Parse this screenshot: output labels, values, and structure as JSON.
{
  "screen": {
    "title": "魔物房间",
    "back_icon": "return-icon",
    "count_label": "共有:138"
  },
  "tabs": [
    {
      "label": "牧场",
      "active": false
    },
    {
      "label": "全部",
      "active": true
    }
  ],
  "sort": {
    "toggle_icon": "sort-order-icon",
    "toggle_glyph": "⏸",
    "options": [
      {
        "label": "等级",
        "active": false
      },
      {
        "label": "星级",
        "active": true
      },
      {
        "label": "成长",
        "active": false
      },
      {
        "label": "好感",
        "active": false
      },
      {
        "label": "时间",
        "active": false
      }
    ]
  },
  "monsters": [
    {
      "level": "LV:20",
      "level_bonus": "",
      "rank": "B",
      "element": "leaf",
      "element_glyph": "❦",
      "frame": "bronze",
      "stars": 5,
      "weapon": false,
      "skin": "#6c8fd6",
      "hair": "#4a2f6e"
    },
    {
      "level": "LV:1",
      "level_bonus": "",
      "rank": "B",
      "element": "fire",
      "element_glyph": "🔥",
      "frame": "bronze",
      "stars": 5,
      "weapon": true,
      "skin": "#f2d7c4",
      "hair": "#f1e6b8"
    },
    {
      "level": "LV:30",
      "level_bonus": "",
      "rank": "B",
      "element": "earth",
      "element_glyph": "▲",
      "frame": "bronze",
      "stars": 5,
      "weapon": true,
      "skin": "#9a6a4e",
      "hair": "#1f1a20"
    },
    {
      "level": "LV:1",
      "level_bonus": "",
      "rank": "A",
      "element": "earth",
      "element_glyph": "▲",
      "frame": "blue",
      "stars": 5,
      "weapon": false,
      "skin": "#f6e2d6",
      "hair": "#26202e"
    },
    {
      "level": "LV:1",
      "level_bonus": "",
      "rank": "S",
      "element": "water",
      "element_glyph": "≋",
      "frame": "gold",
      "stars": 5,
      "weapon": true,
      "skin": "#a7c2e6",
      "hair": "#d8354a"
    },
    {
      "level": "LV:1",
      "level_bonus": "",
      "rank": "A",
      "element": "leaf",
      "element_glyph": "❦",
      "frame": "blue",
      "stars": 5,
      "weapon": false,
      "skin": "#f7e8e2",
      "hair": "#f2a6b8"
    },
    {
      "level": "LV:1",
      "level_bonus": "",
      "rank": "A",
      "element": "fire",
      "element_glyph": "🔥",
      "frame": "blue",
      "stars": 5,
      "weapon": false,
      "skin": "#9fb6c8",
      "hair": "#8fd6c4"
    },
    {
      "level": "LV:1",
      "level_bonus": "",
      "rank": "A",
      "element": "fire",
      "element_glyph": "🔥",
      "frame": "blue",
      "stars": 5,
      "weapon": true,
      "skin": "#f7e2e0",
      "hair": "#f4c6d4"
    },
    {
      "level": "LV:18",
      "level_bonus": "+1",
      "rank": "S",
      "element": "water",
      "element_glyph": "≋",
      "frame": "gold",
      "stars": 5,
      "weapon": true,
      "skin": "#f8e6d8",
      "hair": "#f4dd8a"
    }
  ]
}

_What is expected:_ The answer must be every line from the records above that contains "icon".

_Response box:_
    "back_icon": "return-icon",
    "toggle_icon": "sort-order-icon",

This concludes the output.